Three teams avoided shocking upsets while five others took impressive steps into the second round. And two teams came up on the cruel end of tough home losses.
It wasn’t a typical first round for the TSSAA playoffs in Northeast Tennessee.
A STEP FURTHER
Science Hill — It has been a season riddled with last-second decisions. With a few different breaks, the Hilltoppers could be 10-1. With some bounces in other directions, the Hilltoppers could be 2-9. Crazy. Instead they are right in the middle at 6-5.
Friday’s last-second field goal by Connor Rutledge lifted Science Hill to a 24-21 win over Bradley Central, and assured the Hilltoppers they would finish with no worse than a .500 record. It was a testament to the perseverance of a team that had every reason to give up on the season when it trailed 20-0 to Knox Farragut late in the first half of Week 7. Since that point, the Hilltoppers have been a different team. Head coach Stacy Carter kept saying he liked this team, and continued to push it through the valley.
Chris Thomas’ workhorse performance against Bradley — 33 carries for 195 yards — will help this program grow toward the 2019 season. But of course there’s second-round work to be done now, even if winning at top-ranked Maryville would be the biggest upset in school history — for both teams.
Unicoi County — The Blue Devils hadn’t won a playoff game since beating a school that doesn’t exist anymore, a 10-7 decision over Knoxville Rule in 1985.
And Unicoi hadn’t come close to a win in its previous seven playoff contests, being outscored by a combined margin of 300-20.
But two long touchdown runs by Kody Lewis — 83 yards late in the third quarter and 46 yards in the fourth quarter — turned a six-point deficit into a 27-20 win over Kingston.
Like Science Hill, the Blue Devils didn’t earn a bargain with the win as they will meet top-ranked Alcoa.
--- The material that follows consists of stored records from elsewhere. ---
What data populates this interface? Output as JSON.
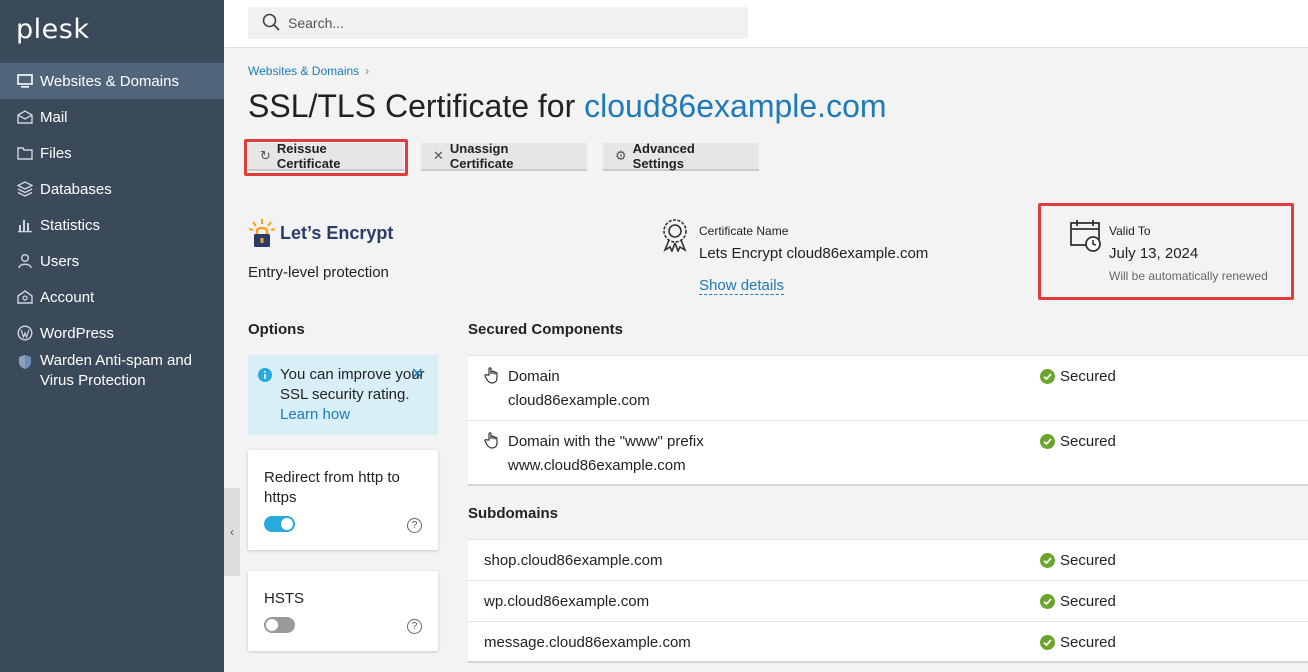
{
  "brand": {
    "logo_text": "plesk"
  },
  "sidebar": {
    "items": [
      {
        "label": "Websites & Domains",
        "icon": "monitor-icon"
      },
      {
        "label": "Mail",
        "icon": "mail-icon"
      },
      {
        "label": "Files",
        "icon": "folder-icon"
      },
      {
        "label": "Databases",
        "icon": "database-icon"
      },
      {
        "label": "Statistics",
        "icon": "bar-chart-icon"
      },
      {
        "label": "Users",
        "icon": "user-icon"
      },
      {
        "label": "Account",
        "icon": "account-icon"
      },
      {
        "label": "WordPress",
        "icon": "wordpress-icon"
      },
      {
        "label": "Warden Anti-spam and Virus Protection",
        "icon": "shield-icon"
      }
    ],
    "active": "Websites & Domains"
  },
  "search": {
    "placeholder": "Search..."
  },
  "breadcrumb": {
    "link": "Websites & Domains",
    "separator": "›"
  },
  "page": {
    "title_prefix": "SSL/TLS Certificate for",
    "title_domain": "cloud86example.com"
  },
  "toolbar": {
    "reissue_label": "Reissue Certificate",
    "unassign_label": "Unassign Certificate",
    "advanced_label": "Advanced Settings"
  },
  "certificate": {
    "issuer_logo_text": "Let’s Encrypt",
    "protection_level": "Entry-level protection",
    "name_label": "Certificate Name",
    "name_value": "Lets Encrypt cloud86example.com",
    "show_details": "Show details",
    "valid_label": "Valid To",
    "valid_date": "July 13, 2024",
    "valid_note": "Will be automatically renewed"
  },
  "options": {
    "title": "Options",
    "info_text": "You can improve your SSL security rating.",
    "info_link": "Learn how",
    "redirect_label": "Redirect from http to https",
    "redirect_on": true,
    "hsts_label": "HSTS",
    "hsts_on": false,
    "help_glyph": "?"
  },
  "secured_components": {
    "title": "Secured Components",
    "rows": [
      {
        "type": "Domain",
        "value": "cloud86example.com",
        "status": "Secured"
      },
      {
        "type": "Domain with the \"www\" prefix",
        "value": "www.cloud86example.com",
        "status": "Secured"
      }
    ]
  },
  "subdomains": {
    "title": "Subdomains",
    "rows": [
      {
        "value": "shop.cloud86example.com",
        "status": "Secured"
      },
      {
        "value": "wp.cloud86example.com",
        "status": "Secured"
      },
      {
        "value": "message.cloud86example.com",
        "status": "Secured"
      }
    ]
  },
  "colors": {
    "accent": "#1e7ab8",
    "sidebar": "#3b4a5a",
    "highlight": "#e03c3c",
    "success": "#6aa52a"
  }
}
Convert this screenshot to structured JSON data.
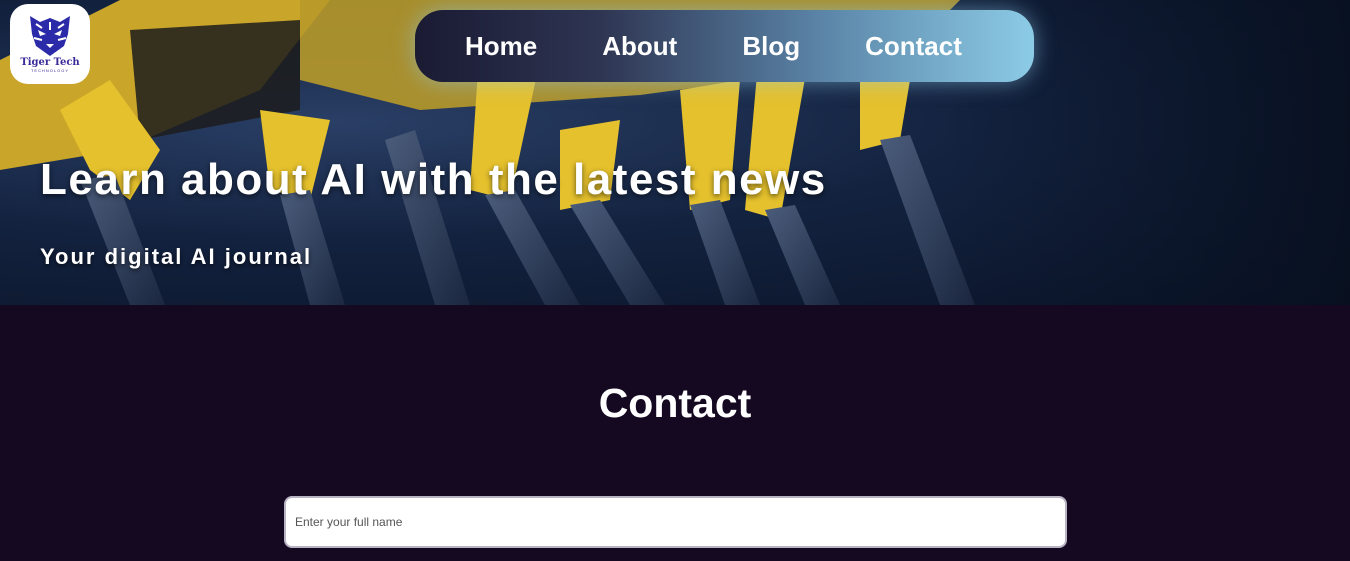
{
  "logo": {
    "name": "Tiger Tech",
    "tagline": "TECHNOLOGY"
  },
  "nav": {
    "items": [
      {
        "label": "Home"
      },
      {
        "label": "About"
      },
      {
        "label": "Blog"
      },
      {
        "label": "Contact"
      }
    ]
  },
  "hero": {
    "title": "Learn about AI with the latest news",
    "subtitle": "Your digital AI journal"
  },
  "contact": {
    "heading": "Contact",
    "name_placeholder": "Enter your full name"
  },
  "colors": {
    "page_background": "#150821",
    "hero_dark": "#0a1428",
    "robot_yellow": "#e5c12d",
    "nav_gradient_start": "#1a1a33",
    "nav_gradient_end": "#8ccbe6"
  }
}
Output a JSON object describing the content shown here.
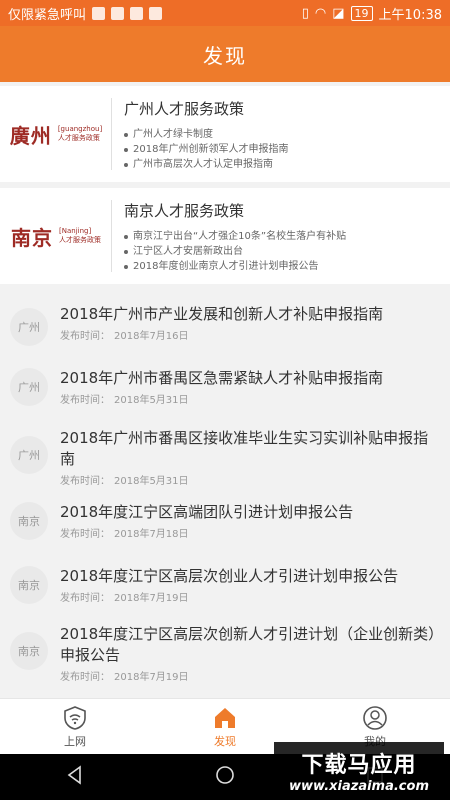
{
  "status": {
    "carrier": "仅限紧急呼叫",
    "battery": "19",
    "time": "上午10:38"
  },
  "header": {
    "title": "发现"
  },
  "policies": [
    {
      "logo_text": "廣州",
      "logo_en": "[guangzhou]",
      "logo_sub": "人才服务政策",
      "title": "广州人才服务政策",
      "items": [
        "广州人才绿卡制度",
        "2018年广州创新领军人才申报指南",
        "广州市高层次人才认定申报指南"
      ]
    },
    {
      "logo_text": "南京",
      "logo_en": "[Nanjing]",
      "logo_sub": "人才服务政策",
      "title": "南京人才服务政策",
      "items": [
        "南京江宁出台“人才强企10条”名校生落户有补贴",
        "江宁区人才安居新政出台",
        "2018年度创业南京人才引进计划申报公告"
      ]
    }
  ],
  "news": [
    {
      "city": "广州",
      "title": "2018年广州市产业发展和创新人才补贴申报指南",
      "meta_label": "发布时间：",
      "date": "2018年7月16日"
    },
    {
      "city": "广州",
      "title": "2018年广州市番禺区急需紧缺人才补贴申报指南",
      "meta_label": "发布时间：",
      "date": "2018年5月31日"
    },
    {
      "city": "广州",
      "title": "2018年广州市番禺区接收准毕业生实习实训补贴申报指南",
      "meta_label": "发布时间：",
      "date": "2018年5月31日"
    },
    {
      "city": "南京",
      "title": "2018年度江宁区高端团队引进计划申报公告",
      "meta_label": "发布时间：",
      "date": "2018年7月18日"
    },
    {
      "city": "南京",
      "title": "2018年度江宁区高层次创业人才引进计划申报公告",
      "meta_label": "发布时间：",
      "date": "2018年7月19日"
    },
    {
      "city": "南京",
      "title": "2018年度江宁区高层次创新人才引进计划（企业创新类）申报公告",
      "meta_label": "发布时间：",
      "date": "2018年7月19日"
    }
  ],
  "tabs": [
    {
      "label": "上网",
      "icon": "shield-wifi-icon"
    },
    {
      "label": "发现",
      "icon": "home-icon"
    },
    {
      "label": "我的",
      "icon": "user-icon"
    }
  ],
  "watermark": {
    "line1": "下载马应用",
    "line2": "www.xiazaima.com"
  },
  "colors": {
    "accent": "#ee7b2b",
    "logo_red": "#9e2b25"
  }
}
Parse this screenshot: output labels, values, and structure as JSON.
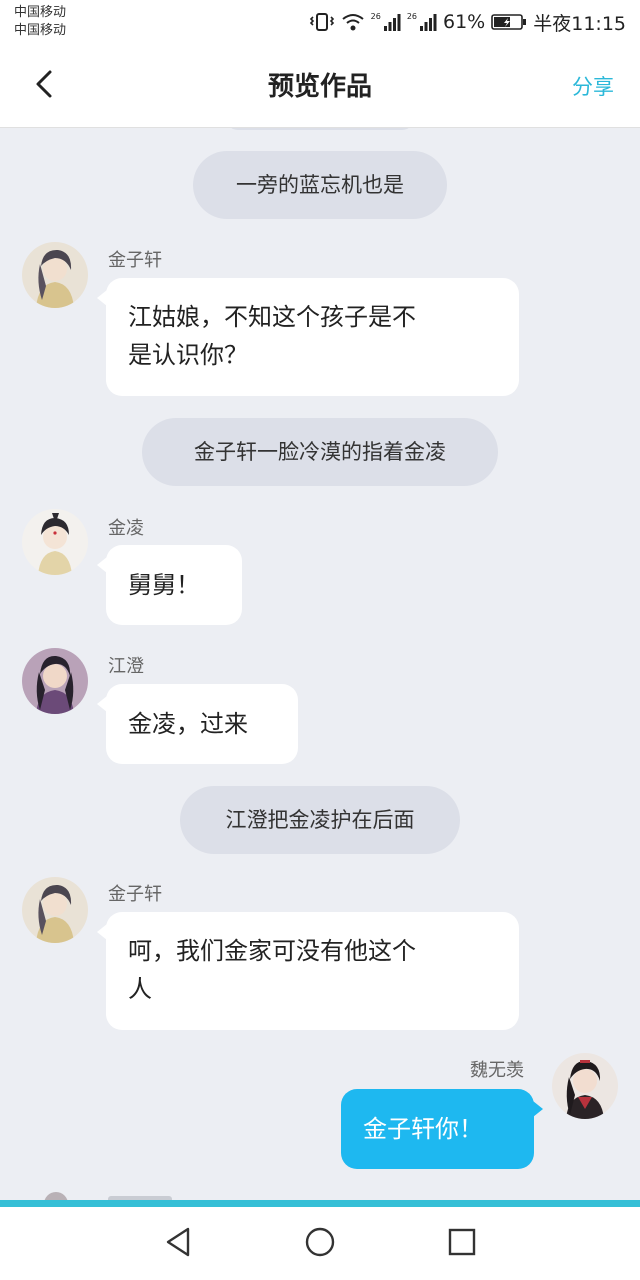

But Unicoi was the only Region 1-3A team to advance, and the Blue Devils guaranteed a nine-win season that will go down as one of the best in school history.
Sullivan South — With last year’s tough loss serving as motivation, the Rebels made a long trip worthwhile by whipping Chattanooga Central, 39-12.
The win was a small surprise, but the margin of victory was impressive. And it was the eighth win for South, which has maintained program pride despite a dwindling future that may only include two more seasons.
Unfortunately, the Rebels are in the same boat as Unicoi and Science Hill as they have top-ranked Greeneville up next.
Daniel Boone and Tennessee High — The Trailblazers picked up an expected home win in business-like fashion, pounding Gibbs by a score of 32-14.
It was the Trailblazers’ ninth win in a superb season, but the next step (Knox Central) is a treacherous one.
As for the Vikings, they went on the road and earned a tough 24-17 win over South-Doyle, setting up a rematch with David Crockett.
AVOIDING THE UPSET
Elizabethton — Make no mistake about it, the Cyclones were in jeopardy of a loss.
Howard’s offense was strong and efficient and the Cyclones’ passing attack wasn’t up to its usual standards. Without the 90-yard touchdown pass from Carter Everett to Corey Russell, the fourth-down battle for a fresh set of downs by Evan Perkins in the third quarter, and the nice touchdown catch by Parker Hughes in the third quarter, Elizabethton might have finished its season on a disappointing note.
Instead the 28-14 win allows the Cyclones a chance to avenge last year’s season-ending loss to Anderson County.
David Crockett — When a game goes into overtime, the 10-yard-four-to-score procedure means it’s anybody’s game.
Undefeated Crockett not only was dragged into overtime by Knox Halls, the Pioneers trailed by three points in the extra period. And yet, Crockett won its second overtime contest of the season with Cade Larkins finding Micah Robinson in the back of the end zone for the game-winner in a 20-17 decision.
The reward? A rematch with the team that took Crockett to overtime just three weeks ago.
Cloudland — With the game tied entering the fourth quarter, it was evident the Highlanders were having more trouble than anticipated with Midway.
Instead of panicking, the Highlanders kept feeding their workhorse, Jordan Coffey, and he drove through the mud for two fourth-quarter scores and a 36-22 win.
The reward? A rematch with a team, Coalfield, that has eliminated Cloudland from the playoffs in each of the last four seasons.
Rivals Johnson County and Hampton both suffered the same fate, losing heartbreakers on their home fields.
The Longhorns struck for numerous big plays, but came out on the short end of a 36-33 decision against Gatlinburg-Pittman. Meanwhile, neither Hampton nor Rockwood could find the end zone more than once and the Tigers advanced on the strength of a converted extra point.
And in Class 2A, Sullivan North met its expected season ending. The Raiders were no match on the road for top-ranked Meigs County in a 48-7 decision.